Tuesday, May 31, 2016
Optimizing recovery: tibial plateau fracture
I`m currently recovering from a non-displaced tibial plateau fracture. It`s been approx 6 weeks since the accident. It occurred from falling hard on my right foot, with the impact mostly in the knee. The orthopedist doesn`t talk or say much. She says don`t put weight on your knee. She also prescribed an orthotic, which has adjustable range of motion. That`s it. Last week, I had another appointment and they adjusted the range from 30 to 90°. I unfortunately had to catch myself and prevent a fall, a week before, and I landed a bit hard on my right foot - it didn`t hurt but I could feel my knee didn`t exactly feel strong. It swelled a bit more than usual but I didn`t feel any pain or evident injury.
The x-ray showed the plateau had been pressed down a bit, slightly, or something like that. I`m not quite sure how to describe it properly. The ortho thought I had walked on my leg but I told her no (I hadn`t walked on it), it was most likely the fall, etc.
What I want to know is this: All she ever told me was to avoid putting weight on my leg, and she never stressed that I had to practice articulating the knee, although I read in many places that I should. She also says that glucosamine, chondroitin, etc don`t necessarily help but won`t hurt either. She just has so little to say, regardless of whether gluco, chondro, etc would help or not.
I find that she doesn`t inform me much.
Could you fill me in with what I should know to make a full or as good recovery as I can?
If this helps, I am a 44 y. male, been running for 11-12 years, it`s my first injury. I seemed to have fairly good bones, and at some point sustained pretty high (80-100) mileage without problem. I was already over 40.
My next appointment is on August 13th... a month from now.
Can you help me a bit more than my ortho herself does?! lol
From your description, it sounds like you had a compression fracture of the tibial plateau. Certainly, you should be non-weight bearing on the injured leg initially, but the length of time of complete non-weight bearing needs to be discussed with your orthopedist. However, non-weight bearing range of motion exercises are important to help maintain the muscles in your leg. This process can often be improved with physical therapy as the therapists are very instructive when it comes to recovery from these types of injuries. If you feel that your physician is not giving you enough information, I would recommend that you ask very specific questions and if this course still doesn't get you the answers you are seeking, then it is always reasonable to seek a second opinion. As to the question about glucosamine/chondroitin: these medications have conflicting evidence as to whether they may be helpful or not. However, there is no evidence that they are harmful, so I would recommend giving them a try. I hope this helps.

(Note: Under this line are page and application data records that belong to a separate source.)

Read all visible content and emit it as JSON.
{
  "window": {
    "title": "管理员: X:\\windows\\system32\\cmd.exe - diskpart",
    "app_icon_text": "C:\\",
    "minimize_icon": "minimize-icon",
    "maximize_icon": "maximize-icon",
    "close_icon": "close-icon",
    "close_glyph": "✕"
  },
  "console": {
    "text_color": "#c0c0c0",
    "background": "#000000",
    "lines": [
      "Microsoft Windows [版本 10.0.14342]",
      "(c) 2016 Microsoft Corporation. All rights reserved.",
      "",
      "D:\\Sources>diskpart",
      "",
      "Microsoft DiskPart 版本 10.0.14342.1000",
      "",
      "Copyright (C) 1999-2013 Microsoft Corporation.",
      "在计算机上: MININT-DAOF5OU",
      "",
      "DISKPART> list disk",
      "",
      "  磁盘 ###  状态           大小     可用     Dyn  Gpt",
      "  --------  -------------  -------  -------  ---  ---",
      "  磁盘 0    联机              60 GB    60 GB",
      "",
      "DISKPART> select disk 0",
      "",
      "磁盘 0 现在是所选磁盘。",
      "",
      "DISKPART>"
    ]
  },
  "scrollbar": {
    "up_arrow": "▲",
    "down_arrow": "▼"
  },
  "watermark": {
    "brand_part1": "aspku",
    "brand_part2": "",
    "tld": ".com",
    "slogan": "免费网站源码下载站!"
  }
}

Charles Webster, MD
College of Medicine
University of Cincinnati